%%
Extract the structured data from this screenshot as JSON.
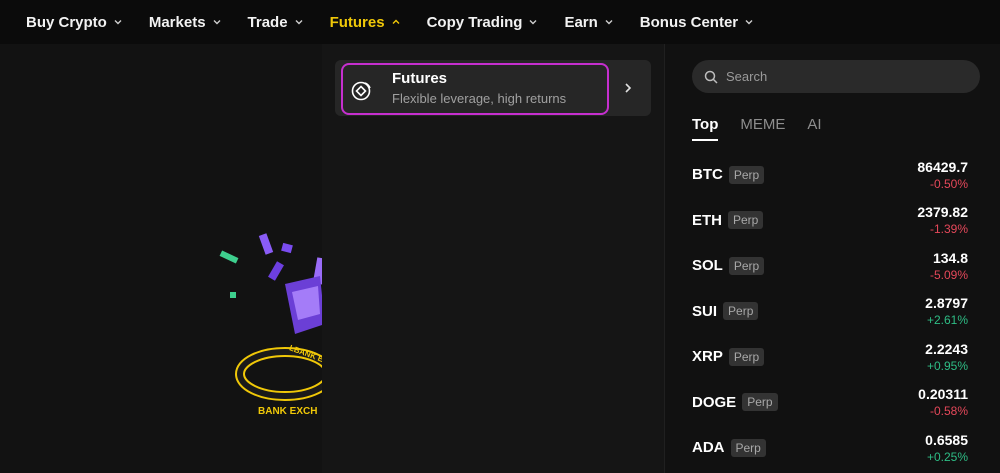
{
  "nav": {
    "items": [
      {
        "label": "Buy Crypto",
        "active": false
      },
      {
        "label": "Markets",
        "active": false
      },
      {
        "label": "Trade",
        "active": false
      },
      {
        "label": "Futures",
        "active": true
      },
      {
        "label": "Copy Trading",
        "active": false
      },
      {
        "label": "Earn",
        "active": false
      },
      {
        "label": "Bonus Center",
        "active": false
      }
    ]
  },
  "dropdown": {
    "title": "Futures",
    "subtitle": "Flexible leverage, high returns",
    "icon": "futures-icon"
  },
  "artwork": {
    "banner_text": "BANK EXCH",
    "ring_text": "LBANK E"
  },
  "colors": {
    "accent": "#f0c808",
    "highlight": "#c62fcf",
    "down": "#e5485a",
    "up": "#2ebd85"
  },
  "markets": {
    "search_placeholder": "Search",
    "tabs": [
      "Top",
      "MEME",
      "AI"
    ],
    "rows": [
      {
        "symbol": "BTC",
        "badge": "Perp",
        "price": "86429.7",
        "change": "-0.50%",
        "dir": "down"
      },
      {
        "symbol": "ETH",
        "badge": "Perp",
        "price": "2379.82",
        "change": "-1.39%",
        "dir": "down"
      },
      {
        "symbol": "SOL",
        "badge": "Perp",
        "price": "134.8",
        "change": "-5.09%",
        "dir": "down"
      },
      {
        "symbol": "SUI",
        "badge": "Perp",
        "price": "2.8797",
        "change": "+2.61%",
        "dir": "up"
      },
      {
        "symbol": "XRP",
        "badge": "Perp",
        "price": "2.2243",
        "change": "+0.95%",
        "dir": "up"
      },
      {
        "symbol": "DOGE",
        "badge": "Perp",
        "price": "0.20311",
        "change": "-0.58%",
        "dir": "down"
      },
      {
        "symbol": "ADA",
        "badge": "Perp",
        "price": "0.6585",
        "change": "+0.25%",
        "dir": "up"
      }
    ]
  }
}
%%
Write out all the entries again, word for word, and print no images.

Extract the structured data from this screenshot as JSON.
{
  "nav": {
    "items": [
      {
        "label": "Buy Crypto",
        "active": false
      },
      {
        "label": "Markets",
        "active": false
      },
      {
        "label": "Trade",
        "active": false
      },
      {
        "label": "Futures",
        "active": true
      },
      {
        "label": "Copy Trading",
        "active": false
      },
      {
        "label": "Earn",
        "active": false
      },
      {
        "label": "Bonus Center",
        "active": false
      }
    ]
  },
  "dropdown": {
    "title": "Futures",
    "subtitle": "Flexible leverage, high returns",
    "icon": "futures-icon"
  },
  "artwork": {
    "banner_text": "BANK EXCH",
    "ring_text": "LBANK E"
  },
  "colors": {
    "accent": "#f0c808",
    "highlight": "#c62fcf",
    "down": "#e5485a",
    "up": "#2ebd85"
  },
  "markets": {
    "search_placeholder": "Search",
    "tabs": [
      "Top",
      "MEME",
      "AI"
    ],
    "rows": [
      {
        "symbol": "BTC",
        "badge": "Perp",
        "price": "86429.7",
        "change": "-0.50%",
        "dir": "down"
      },
      {
        "symbol": "ETH",
        "badge": "Perp",
        "price": "2379.82",
        "change": "-1.39%",
        "dir": "down"
      },
      {
        "symbol": "SOL",
        "badge": "Perp",
        "price": "134.8",
        "change": "-5.09%",
        "dir": "down"
      },
      {
        "symbol": "SUI",
        "badge": "Perp",
        "price": "2.8797",
        "change": "+2.61%",
        "dir": "up"
      },
      {
        "symbol": "XRP",
        "badge": "Perp",
        "price": "2.2243",
        "change": "+0.95%",
        "dir": "up"
      },
      {
        "symbol": "DOGE",
        "badge": "Perp",
        "price": "0.20311",
        "change": "-0.58%",
        "dir": "down"
      },
      {
        "symbol": "ADA",
        "badge": "Perp",
        "price": "0.6585",
        "change": "+0.25%",
        "dir": "up"
      }
    ]
  }
}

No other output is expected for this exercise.